● ACTION ITEM
Look through the records and copy each line that has "icon" in it.

[Saved entries]

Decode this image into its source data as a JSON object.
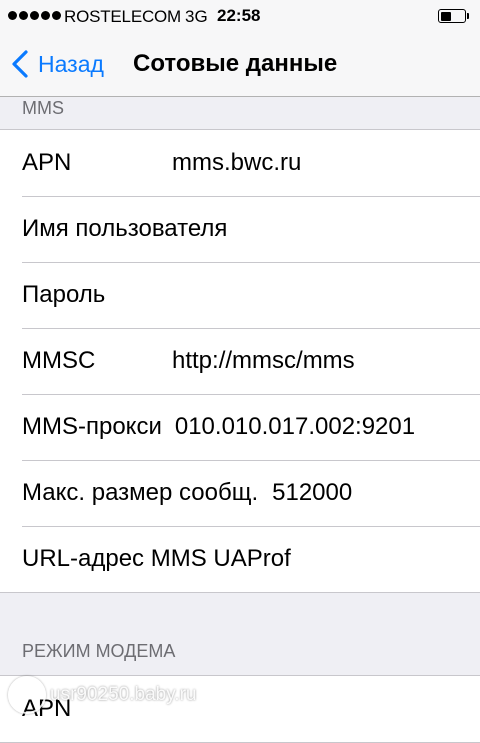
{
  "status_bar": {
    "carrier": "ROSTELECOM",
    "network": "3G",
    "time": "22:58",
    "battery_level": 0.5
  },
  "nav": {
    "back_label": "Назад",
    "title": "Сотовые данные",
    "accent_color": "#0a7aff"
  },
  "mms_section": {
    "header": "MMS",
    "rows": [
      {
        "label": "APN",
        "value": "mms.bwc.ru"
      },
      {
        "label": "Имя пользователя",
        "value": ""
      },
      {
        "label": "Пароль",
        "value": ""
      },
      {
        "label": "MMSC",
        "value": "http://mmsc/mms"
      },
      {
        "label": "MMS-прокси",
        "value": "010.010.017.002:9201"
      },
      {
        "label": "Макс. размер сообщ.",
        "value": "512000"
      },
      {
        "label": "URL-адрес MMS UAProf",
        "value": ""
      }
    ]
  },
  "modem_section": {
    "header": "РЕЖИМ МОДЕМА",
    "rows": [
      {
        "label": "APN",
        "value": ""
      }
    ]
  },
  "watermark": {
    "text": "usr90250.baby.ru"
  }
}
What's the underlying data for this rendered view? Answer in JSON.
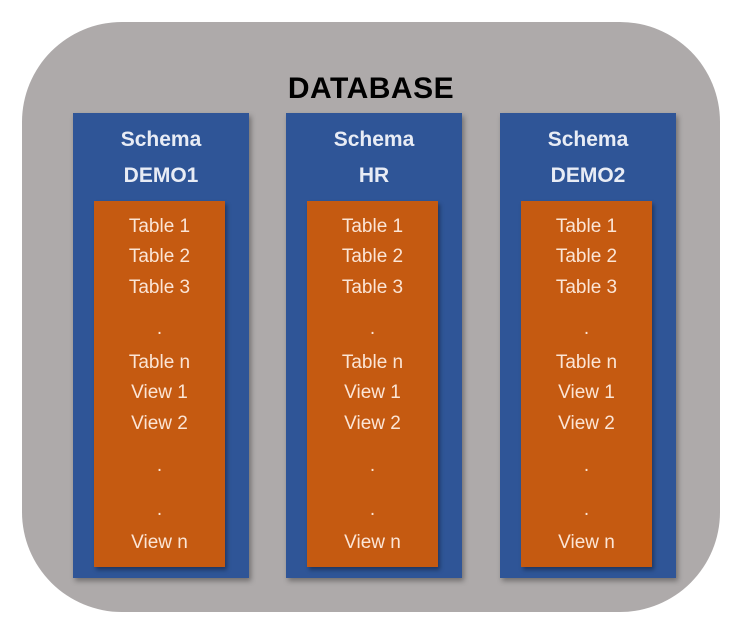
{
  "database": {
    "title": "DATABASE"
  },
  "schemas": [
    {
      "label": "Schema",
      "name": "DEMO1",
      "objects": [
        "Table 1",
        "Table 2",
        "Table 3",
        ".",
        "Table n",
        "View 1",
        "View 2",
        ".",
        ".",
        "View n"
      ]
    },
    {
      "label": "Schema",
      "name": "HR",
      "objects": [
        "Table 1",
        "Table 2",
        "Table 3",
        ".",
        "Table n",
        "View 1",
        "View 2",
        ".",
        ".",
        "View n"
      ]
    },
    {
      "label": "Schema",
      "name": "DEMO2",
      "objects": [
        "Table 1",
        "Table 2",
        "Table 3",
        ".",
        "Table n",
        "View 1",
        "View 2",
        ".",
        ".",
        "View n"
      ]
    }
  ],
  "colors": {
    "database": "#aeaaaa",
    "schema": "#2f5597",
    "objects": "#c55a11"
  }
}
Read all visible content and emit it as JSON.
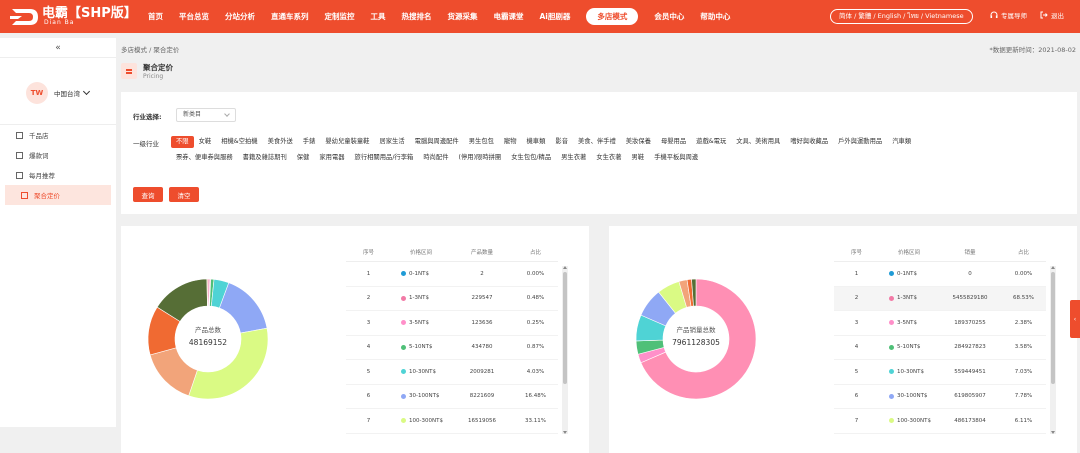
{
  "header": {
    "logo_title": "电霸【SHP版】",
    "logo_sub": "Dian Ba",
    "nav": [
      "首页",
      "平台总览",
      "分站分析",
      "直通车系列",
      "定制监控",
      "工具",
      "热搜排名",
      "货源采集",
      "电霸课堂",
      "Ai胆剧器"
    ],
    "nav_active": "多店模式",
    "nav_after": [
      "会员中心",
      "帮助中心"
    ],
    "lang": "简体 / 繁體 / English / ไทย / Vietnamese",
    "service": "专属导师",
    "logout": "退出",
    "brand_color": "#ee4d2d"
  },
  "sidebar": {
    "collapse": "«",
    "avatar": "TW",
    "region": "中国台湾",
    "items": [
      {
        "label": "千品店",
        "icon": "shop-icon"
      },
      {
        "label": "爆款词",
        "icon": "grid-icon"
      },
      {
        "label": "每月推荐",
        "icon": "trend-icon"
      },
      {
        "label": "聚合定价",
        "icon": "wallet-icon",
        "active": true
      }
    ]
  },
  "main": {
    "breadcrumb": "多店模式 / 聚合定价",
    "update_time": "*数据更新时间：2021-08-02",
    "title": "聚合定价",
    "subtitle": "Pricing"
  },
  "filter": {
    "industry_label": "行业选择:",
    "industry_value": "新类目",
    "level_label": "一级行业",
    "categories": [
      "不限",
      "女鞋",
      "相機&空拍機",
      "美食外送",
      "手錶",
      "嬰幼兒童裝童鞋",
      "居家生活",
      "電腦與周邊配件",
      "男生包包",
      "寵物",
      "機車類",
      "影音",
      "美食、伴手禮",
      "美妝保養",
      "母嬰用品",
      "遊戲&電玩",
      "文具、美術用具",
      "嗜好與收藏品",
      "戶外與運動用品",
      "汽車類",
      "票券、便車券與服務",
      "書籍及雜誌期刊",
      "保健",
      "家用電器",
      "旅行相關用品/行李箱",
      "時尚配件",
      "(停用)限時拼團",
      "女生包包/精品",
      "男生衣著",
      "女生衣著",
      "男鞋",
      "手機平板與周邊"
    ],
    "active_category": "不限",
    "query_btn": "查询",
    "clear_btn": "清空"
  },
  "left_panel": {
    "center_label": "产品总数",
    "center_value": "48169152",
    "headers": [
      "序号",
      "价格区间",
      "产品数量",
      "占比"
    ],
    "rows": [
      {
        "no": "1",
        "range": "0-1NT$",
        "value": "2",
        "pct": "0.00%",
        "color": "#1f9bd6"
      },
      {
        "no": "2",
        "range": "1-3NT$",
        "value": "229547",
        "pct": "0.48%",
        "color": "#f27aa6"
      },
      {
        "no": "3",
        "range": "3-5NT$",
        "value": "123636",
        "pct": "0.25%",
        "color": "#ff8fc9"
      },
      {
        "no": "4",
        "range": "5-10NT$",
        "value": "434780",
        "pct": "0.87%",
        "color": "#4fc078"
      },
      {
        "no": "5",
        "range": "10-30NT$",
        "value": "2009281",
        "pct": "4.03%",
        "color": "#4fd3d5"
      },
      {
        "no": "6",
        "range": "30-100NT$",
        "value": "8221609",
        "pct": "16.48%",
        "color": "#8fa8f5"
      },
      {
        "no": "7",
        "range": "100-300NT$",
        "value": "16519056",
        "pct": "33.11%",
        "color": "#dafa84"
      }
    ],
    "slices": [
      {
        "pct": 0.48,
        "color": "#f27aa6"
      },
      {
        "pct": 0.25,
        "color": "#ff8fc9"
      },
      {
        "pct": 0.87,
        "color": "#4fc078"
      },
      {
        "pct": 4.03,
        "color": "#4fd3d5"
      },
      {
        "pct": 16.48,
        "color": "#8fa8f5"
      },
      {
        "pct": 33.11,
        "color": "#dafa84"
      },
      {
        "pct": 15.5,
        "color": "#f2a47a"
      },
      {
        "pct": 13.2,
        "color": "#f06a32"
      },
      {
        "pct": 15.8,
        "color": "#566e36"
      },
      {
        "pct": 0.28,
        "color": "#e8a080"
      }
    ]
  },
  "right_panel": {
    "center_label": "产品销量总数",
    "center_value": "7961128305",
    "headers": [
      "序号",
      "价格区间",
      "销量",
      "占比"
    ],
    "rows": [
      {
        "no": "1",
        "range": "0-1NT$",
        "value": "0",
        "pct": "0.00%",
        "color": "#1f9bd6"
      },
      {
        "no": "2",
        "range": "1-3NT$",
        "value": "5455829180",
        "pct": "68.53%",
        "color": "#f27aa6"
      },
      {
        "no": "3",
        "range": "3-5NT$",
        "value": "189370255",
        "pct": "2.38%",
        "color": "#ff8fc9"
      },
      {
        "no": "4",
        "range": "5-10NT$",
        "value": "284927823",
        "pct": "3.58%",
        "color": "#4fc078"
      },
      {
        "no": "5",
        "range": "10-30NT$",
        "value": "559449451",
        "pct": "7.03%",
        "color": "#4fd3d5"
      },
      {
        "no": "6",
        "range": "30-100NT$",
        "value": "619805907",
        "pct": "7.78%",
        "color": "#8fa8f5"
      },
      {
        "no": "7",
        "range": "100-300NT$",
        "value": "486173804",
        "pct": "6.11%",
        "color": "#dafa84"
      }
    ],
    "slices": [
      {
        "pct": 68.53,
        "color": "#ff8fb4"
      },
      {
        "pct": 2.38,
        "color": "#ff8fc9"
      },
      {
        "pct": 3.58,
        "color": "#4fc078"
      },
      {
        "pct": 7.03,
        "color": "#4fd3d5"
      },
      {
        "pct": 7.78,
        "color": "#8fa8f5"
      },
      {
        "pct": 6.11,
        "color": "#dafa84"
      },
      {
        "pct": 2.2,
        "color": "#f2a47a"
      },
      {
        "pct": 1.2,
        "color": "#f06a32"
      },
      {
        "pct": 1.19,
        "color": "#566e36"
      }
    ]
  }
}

● RESULT
        "icon": "shop-icon"
        "icon": "grid-icon"
        "icon": "trend-icon"
        "icon": "wallet-icon",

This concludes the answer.